Africa is a strangely hypnotic song. It’s an interesting tune and the words are intriguing. But the two components that single it out for ‘classic’ status are the use made of the synthesiser (especially the marimba feature) and the drumming. Drummer Jeff Porcaro‘s contribution to Toto‘s body of work is very important; but on this track it’s both central and (as it turns out) highly complex. The trouble he went to to arrive at the final effect is described in detail on this Wikipedia page. Insistent high register harmonies were a Toto characteristic and are shown off here to great effect; although the group went through many personnel changes, vocal calisthenics at the very top end of the range were a fairly constant and impressive feature. An apparently simple melody and arrangement belies a complex structure, the whole thing realised by highly skilled musicians.
Shostakovich – Symphony No. 5, conducted by Leonard Bernstein, played by the New York Philharmonic Orchestra
I love the drama of Dmitri Shostakovich‘s music. There’s plenty of light and shade in this symphony but mostly it is constructed of powerful, strident melodic lines. As well as composing film music himself, he’s been such an influence on the genre generally; and there are so many ‘near-quotations’ from his work (acknowledged or otherwise) in a number of Hollywood blockbusters. I was listening to Mahler‘s 2nd Symphony recently, though, and there were distinct echoes of this symphony there … or, rather, Shostakovich had perhaps drawn inspiration from the Mahler work, as of course Mahler pre-dates Shostakovich. I listened to this symphony on my record player on countless occasions as a student and I kind of know it off by heart. That’s not because of any particular feat of memory on my part – it’s because the music is so memorable and expressive. There are certainly lengthy moments of subtlety and quietude; but often it’s bombastic and strident, using the full weight of the orchestra to press forward in an unstoppable torrent of dramatic intensity. Strings, woodwind and horns lead the way in the first movement, for instance, which at first seems to be reaching for something unattainable, using high notes and occasional dissonance. The harp and oboe settle things down for a time but a menacing tone is suddenly thrown in by piano; this leads into a frenetic chase, with the strings and horn section racing towards a march, before the canvas is widened to the maximum extent as we build to another crescendo, before the score ultimately resolves into a much more muted but deliciously sweet, extended finale.

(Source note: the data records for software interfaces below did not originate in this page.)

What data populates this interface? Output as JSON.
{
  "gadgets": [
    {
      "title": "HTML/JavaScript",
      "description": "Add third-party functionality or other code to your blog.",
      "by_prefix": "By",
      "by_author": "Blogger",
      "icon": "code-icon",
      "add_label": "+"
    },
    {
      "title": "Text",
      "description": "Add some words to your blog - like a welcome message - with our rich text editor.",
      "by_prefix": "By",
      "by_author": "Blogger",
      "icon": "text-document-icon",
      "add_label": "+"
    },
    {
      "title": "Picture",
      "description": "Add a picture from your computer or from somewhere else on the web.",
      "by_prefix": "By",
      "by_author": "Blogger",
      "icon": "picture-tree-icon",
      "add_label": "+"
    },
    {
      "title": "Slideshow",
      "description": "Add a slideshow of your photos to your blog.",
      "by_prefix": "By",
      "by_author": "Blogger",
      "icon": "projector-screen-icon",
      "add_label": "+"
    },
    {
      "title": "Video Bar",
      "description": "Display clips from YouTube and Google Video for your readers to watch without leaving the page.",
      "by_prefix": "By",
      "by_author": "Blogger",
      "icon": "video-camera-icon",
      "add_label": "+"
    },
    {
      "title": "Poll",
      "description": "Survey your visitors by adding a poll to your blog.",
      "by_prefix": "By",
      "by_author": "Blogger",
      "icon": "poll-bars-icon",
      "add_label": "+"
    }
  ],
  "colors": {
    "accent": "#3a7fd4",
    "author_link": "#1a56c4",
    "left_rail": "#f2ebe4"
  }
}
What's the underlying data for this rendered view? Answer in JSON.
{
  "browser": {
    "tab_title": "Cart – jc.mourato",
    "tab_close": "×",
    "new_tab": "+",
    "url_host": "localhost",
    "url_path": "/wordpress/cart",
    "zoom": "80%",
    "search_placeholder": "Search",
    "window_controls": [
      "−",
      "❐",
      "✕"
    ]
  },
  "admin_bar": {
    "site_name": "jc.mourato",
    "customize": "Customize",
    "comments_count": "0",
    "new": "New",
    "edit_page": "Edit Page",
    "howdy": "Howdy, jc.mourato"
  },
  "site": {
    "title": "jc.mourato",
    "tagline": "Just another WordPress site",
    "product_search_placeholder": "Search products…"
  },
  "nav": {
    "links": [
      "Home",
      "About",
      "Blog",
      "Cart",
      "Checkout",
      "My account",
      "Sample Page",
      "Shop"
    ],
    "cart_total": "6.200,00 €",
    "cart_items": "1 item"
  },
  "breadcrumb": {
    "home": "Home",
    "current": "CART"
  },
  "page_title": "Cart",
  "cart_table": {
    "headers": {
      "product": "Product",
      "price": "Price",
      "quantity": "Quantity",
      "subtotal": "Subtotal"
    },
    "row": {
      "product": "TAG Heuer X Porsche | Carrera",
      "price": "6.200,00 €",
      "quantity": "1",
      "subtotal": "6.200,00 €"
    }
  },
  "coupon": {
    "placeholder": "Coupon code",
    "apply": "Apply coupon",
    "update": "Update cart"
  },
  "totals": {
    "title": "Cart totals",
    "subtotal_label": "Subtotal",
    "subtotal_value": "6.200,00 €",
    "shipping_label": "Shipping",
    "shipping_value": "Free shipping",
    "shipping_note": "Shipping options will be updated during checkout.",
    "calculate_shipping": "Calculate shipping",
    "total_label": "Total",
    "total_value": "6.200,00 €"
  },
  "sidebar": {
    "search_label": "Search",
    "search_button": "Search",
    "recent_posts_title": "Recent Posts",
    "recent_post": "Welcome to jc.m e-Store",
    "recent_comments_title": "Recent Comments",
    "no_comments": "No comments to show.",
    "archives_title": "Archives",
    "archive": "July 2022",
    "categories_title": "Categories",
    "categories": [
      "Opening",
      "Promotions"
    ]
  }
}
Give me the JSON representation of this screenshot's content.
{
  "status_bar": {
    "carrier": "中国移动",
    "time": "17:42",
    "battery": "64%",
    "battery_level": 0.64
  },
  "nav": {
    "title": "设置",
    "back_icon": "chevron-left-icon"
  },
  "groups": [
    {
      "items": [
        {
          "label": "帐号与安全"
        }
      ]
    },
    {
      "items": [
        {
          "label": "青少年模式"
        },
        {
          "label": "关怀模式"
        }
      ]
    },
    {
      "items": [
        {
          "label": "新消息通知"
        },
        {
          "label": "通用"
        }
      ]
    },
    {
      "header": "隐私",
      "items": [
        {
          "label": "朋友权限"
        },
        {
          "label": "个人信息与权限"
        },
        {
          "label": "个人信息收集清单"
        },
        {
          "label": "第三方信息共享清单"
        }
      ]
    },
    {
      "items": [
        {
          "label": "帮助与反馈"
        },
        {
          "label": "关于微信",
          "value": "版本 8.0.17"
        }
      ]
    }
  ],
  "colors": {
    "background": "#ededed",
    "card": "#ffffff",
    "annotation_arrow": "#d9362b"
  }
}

It’s this variety of emphasis and pace and the way the composer makes use of all the instrumental resources at his disposal that for me makes this piece so great.
Rolling Stones – It’s All Over Now
I was lucky enough to see the original line-up of the Stones live on the same stage (the Capitol Theatre, Cardiff) that I’d seen The Beatles a bit earlier. I saw the Beatles in August 1965 so I’d guess I saw the Stones some time in 1966. I saw them again at their first, famous and free Hyde Park open air concert, a few years later, immediately following the death of Brian Jones – the one where Mick wears his white ensemble and they release hundreds of white butterflies. I remember seeing Brian playing his white mandolin guitar at the Capitol. I think they lost some rawness after his death. Not sure the band fully recovered – he played a lot of instruments, was a highly imaginative bloke by all reports and was obviously a key creative input into the original band – but, as is often the case, “those whom the Gods love die young”. Amusing the way Mick sings “She hurt my nose open, that’s no lie” in this live TV version! This is my favourite Stones song for various reasons: its laconic message, brief, emotionless and to the point (“I used to love her, but it’s all over now“); the story-telling approach of the overall lyric; a defiantly repetitive riff in the middle eight solo by Keith; the banjo-style, finger-picked rhythm guitar; nice use of tambourine (my god, that instrument is so under-rated); and the easy vocal harmonies, which help to make the song very catchy. Charlie Watts holds the whole thing together in his usual inimitable style.
So … have you managed to get that Mozart melody out of your head yet?